(What to do): Copy each line below in which the string "注意买入" appears.

"""

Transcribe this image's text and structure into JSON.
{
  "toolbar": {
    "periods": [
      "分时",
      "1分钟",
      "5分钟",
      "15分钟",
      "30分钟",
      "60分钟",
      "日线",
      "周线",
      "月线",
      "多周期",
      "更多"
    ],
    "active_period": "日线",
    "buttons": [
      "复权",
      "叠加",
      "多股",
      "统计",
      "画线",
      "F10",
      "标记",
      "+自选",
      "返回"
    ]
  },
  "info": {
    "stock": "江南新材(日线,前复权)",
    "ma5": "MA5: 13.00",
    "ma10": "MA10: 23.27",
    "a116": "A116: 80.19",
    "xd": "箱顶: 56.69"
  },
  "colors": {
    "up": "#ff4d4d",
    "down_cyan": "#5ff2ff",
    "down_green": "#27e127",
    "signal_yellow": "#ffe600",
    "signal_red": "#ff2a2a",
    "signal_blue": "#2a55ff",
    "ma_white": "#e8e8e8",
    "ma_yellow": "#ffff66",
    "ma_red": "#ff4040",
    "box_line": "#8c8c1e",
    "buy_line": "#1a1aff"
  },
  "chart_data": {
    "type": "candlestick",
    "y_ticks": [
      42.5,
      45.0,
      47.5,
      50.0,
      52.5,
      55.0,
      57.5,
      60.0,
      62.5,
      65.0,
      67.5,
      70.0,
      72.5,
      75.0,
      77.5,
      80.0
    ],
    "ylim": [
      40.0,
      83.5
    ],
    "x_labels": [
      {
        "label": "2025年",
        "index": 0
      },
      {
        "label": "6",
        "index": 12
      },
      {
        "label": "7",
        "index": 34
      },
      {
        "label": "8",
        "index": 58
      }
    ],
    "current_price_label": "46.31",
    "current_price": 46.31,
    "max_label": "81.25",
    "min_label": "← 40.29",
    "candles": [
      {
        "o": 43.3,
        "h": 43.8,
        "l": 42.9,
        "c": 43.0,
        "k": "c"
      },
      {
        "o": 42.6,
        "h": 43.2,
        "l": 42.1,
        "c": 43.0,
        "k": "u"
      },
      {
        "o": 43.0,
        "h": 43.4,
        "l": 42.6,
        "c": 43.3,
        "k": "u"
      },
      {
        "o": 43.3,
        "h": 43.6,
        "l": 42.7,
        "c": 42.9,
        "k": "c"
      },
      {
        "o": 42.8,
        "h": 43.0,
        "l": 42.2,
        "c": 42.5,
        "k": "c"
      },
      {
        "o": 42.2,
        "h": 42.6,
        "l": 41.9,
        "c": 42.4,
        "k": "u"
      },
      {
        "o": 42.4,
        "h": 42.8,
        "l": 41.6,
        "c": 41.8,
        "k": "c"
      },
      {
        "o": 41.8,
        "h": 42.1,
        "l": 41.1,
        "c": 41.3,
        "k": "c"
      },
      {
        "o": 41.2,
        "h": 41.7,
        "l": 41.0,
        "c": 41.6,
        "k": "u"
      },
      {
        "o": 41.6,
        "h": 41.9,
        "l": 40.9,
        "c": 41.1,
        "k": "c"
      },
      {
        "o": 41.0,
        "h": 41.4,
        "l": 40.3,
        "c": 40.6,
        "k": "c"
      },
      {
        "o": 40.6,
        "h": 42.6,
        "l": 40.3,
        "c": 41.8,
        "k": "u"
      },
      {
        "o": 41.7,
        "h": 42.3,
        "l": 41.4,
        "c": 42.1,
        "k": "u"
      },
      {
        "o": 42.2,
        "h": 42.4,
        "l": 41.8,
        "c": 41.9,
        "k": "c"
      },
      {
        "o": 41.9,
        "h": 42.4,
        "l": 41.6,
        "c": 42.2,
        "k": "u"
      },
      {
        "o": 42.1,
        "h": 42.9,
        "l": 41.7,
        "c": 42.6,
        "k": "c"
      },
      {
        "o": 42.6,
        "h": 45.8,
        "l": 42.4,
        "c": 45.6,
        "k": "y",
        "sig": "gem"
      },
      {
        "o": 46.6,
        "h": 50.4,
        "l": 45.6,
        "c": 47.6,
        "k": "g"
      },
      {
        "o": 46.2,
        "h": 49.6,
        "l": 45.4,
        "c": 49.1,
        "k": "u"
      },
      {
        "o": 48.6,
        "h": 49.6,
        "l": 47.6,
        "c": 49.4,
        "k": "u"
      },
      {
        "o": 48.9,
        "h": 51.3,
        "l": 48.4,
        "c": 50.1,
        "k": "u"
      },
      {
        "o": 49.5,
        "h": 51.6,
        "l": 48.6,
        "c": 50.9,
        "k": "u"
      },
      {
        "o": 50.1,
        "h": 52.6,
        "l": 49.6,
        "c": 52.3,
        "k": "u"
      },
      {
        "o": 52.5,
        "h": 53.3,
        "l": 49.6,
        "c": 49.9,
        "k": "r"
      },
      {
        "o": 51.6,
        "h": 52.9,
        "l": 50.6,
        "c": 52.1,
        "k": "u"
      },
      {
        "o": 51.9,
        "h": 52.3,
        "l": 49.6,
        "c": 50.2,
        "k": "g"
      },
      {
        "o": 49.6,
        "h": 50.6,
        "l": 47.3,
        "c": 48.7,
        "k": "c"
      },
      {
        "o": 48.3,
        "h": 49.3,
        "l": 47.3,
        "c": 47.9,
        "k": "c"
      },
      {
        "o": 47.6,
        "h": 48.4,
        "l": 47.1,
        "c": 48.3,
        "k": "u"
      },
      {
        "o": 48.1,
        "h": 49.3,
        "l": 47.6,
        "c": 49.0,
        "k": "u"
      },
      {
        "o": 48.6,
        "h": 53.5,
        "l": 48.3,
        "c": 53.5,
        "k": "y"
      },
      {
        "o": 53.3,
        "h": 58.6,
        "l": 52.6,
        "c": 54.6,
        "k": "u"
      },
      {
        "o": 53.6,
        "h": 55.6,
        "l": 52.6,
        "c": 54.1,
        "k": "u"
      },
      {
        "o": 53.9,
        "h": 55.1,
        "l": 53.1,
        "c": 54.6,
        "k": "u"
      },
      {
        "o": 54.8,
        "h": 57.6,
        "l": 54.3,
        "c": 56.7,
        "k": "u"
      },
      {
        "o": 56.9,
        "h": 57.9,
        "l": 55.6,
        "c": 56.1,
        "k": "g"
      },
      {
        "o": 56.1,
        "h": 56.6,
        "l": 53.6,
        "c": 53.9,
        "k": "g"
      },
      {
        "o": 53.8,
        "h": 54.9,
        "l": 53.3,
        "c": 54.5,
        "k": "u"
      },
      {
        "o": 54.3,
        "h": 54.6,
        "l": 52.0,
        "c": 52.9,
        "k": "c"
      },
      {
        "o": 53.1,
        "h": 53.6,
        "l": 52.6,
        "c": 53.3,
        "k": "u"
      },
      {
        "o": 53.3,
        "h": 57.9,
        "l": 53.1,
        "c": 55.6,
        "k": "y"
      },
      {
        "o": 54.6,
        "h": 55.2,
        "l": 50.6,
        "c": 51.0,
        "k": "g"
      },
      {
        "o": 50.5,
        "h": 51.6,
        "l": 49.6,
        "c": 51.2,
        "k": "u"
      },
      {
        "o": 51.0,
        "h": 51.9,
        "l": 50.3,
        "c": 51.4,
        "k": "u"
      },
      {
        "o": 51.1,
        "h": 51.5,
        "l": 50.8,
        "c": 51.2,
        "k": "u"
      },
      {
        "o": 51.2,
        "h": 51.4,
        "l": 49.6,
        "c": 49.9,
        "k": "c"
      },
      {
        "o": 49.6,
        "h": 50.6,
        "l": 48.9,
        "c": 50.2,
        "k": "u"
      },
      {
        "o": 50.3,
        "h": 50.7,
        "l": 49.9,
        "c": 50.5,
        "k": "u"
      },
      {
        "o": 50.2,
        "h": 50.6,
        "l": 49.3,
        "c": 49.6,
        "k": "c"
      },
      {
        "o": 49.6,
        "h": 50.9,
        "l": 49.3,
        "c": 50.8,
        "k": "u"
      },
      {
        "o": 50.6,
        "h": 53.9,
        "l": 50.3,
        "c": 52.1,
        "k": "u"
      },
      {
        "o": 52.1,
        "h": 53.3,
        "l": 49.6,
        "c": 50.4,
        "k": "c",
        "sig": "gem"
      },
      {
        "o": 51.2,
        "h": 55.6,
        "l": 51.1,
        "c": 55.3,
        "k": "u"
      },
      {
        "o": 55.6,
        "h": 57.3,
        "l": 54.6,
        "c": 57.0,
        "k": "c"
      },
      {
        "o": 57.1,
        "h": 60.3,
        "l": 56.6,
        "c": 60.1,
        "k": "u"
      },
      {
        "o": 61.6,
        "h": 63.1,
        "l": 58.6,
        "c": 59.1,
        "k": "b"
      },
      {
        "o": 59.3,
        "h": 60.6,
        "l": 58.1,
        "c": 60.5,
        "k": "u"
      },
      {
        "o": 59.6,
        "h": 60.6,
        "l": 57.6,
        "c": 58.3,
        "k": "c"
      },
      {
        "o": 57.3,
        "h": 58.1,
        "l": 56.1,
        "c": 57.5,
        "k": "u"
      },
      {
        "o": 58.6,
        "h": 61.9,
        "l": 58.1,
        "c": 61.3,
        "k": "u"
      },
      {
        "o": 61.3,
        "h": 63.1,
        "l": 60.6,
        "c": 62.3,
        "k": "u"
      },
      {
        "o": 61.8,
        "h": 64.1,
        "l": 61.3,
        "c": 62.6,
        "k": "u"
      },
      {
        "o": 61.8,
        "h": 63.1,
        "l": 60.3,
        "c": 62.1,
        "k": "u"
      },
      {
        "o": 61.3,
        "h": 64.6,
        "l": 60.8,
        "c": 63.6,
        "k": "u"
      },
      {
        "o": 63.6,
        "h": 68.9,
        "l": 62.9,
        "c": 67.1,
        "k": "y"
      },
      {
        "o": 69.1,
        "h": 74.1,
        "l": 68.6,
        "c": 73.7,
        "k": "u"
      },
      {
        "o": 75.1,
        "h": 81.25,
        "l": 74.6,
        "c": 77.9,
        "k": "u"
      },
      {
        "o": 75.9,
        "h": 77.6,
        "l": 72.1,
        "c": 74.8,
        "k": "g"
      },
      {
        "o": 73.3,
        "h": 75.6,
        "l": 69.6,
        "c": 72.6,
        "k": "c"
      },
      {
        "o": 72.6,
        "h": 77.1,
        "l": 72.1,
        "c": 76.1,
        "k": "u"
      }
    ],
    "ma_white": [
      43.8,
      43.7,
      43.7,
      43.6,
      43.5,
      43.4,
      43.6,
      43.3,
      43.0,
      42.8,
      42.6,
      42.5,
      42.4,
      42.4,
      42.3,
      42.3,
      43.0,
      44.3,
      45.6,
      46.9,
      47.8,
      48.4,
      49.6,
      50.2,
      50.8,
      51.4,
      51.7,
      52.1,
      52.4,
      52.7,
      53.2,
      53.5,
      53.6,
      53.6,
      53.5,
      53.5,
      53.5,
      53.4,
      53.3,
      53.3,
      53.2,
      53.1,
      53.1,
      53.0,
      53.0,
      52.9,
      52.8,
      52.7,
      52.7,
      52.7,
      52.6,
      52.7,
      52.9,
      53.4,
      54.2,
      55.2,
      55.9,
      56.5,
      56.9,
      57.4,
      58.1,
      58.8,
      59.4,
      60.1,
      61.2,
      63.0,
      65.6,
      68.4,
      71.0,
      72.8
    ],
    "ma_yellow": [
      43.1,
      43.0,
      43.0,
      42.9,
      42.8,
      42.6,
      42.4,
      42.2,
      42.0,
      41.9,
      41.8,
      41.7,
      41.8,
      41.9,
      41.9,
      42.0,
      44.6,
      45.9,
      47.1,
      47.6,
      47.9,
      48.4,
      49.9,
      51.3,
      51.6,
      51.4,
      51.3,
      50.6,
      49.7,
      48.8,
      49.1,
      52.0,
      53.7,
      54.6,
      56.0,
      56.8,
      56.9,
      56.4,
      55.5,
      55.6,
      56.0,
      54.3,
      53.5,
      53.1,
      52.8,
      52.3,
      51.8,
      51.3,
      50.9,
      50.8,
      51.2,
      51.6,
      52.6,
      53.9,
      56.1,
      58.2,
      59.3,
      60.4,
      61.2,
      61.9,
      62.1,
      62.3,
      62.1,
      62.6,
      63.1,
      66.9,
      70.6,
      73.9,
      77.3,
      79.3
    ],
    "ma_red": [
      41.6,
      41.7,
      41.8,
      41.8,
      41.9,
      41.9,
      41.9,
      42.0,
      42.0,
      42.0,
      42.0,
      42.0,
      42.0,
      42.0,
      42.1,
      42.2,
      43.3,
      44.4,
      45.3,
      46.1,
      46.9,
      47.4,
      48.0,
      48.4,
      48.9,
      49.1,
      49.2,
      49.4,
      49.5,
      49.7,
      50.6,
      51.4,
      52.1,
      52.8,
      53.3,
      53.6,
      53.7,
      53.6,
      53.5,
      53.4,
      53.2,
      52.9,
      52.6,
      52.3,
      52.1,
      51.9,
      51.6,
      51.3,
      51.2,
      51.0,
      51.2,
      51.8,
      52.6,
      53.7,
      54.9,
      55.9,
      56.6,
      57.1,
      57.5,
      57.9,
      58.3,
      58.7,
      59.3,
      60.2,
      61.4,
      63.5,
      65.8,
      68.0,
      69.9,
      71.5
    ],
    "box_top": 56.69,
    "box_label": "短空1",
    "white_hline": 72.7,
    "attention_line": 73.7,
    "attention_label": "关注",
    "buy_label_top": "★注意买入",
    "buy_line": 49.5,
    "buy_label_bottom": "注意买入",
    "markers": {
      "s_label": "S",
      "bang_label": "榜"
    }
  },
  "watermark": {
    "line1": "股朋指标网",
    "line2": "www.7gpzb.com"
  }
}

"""

(Answer for this exercise):
    "buy_label_top": "★注意买入",
    "buy_label_bottom": "注意买入",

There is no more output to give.